··· Material shown ···

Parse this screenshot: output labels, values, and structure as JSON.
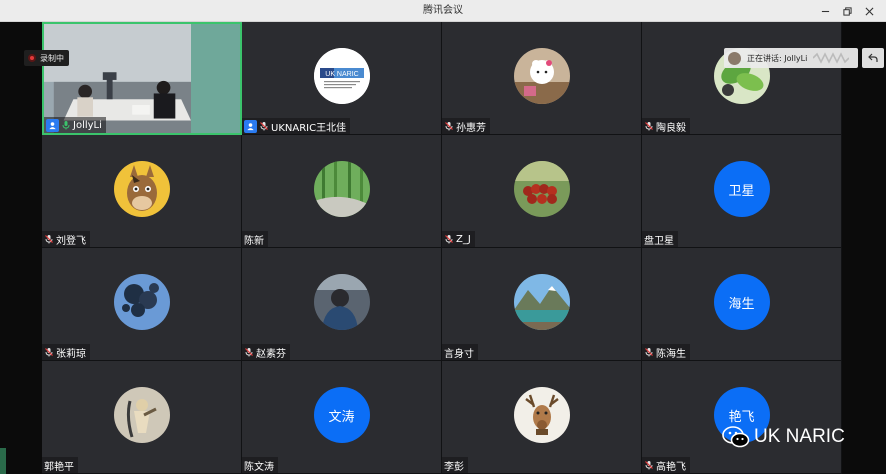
{
  "window": {
    "title": "腾讯会议"
  },
  "recording": {
    "label": "录制中"
  },
  "speaking": {
    "label": "正在讲话: JollyLi"
  },
  "watermark": {
    "text": "UK NARIC"
  },
  "colors": {
    "accent": "#0b6ef6",
    "active_border": "#3bc46c",
    "record": "#e23a3a",
    "tile_bg": "#2b2c30"
  },
  "participants": [
    {
      "name": "JollyLi",
      "type": "video",
      "host": true,
      "mic": "active",
      "active": true
    },
    {
      "name": "UKNARIC王北佳",
      "type": "logo",
      "host": true,
      "mic": "muted",
      "logo_text": "UK NARIC"
    },
    {
      "name": "孙惠芳",
      "type": "photo",
      "icon": "hello-kitty-photo-icon",
      "mic": "muted"
    },
    {
      "name": "陶良毅",
      "type": "photo",
      "icon": "green-leaf-photo-icon",
      "mic": "muted"
    },
    {
      "name": "刘登飞",
      "type": "photo",
      "icon": "cartoon-horse-avatar-icon",
      "mic": "muted"
    },
    {
      "name": "陈新",
      "type": "photo",
      "icon": "bamboo-forest-photo-icon",
      "mic": "none"
    },
    {
      "name": "Z_J",
      "type": "photo",
      "icon": "beaded-bracelet-photo-icon",
      "mic": "muted"
    },
    {
      "name": "盘卫星",
      "type": "text",
      "avatar_text": "卫星",
      "mic": "none"
    },
    {
      "name": "张莉琼",
      "type": "photo",
      "icon": "blue-tree-photo-icon",
      "mic": "muted"
    },
    {
      "name": "赵素芬",
      "type": "photo",
      "icon": "person-portrait-photo-icon",
      "mic": "muted"
    },
    {
      "name": "言身寸",
      "type": "photo",
      "icon": "mountain-lake-photo-icon",
      "mic": "none"
    },
    {
      "name": "陈海生",
      "type": "text",
      "avatar_text": "海生",
      "mic": "muted"
    },
    {
      "name": "郭艳平",
      "type": "photo",
      "icon": "sketch-figure-photo-icon",
      "mic": "none"
    },
    {
      "name": "陈文涛",
      "type": "text",
      "avatar_text": "文涛",
      "mic": "none"
    },
    {
      "name": "李彭",
      "type": "photo",
      "icon": "deer-head-photo-icon",
      "mic": "none"
    },
    {
      "name": "高艳飞",
      "type": "text",
      "avatar_text": "艳飞",
      "mic": "muted"
    }
  ]
}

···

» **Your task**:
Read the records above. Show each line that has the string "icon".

» **Solution to this task**:
      "icon": "hello-kitty-photo-icon",
      "icon": "green-leaf-photo-icon",
      "icon": "cartoon-horse-avatar-icon",
      "icon": "bamboo-forest-photo-icon",
      "icon": "beaded-bracelet-photo-icon",
      "icon": "blue-tree-photo-icon",
      "icon": "person-portrait-photo-icon",
      "icon": "mountain-lake-photo-icon",
      "icon": "sketch-figure-photo-icon",
      "icon": "deer-head-photo-icon",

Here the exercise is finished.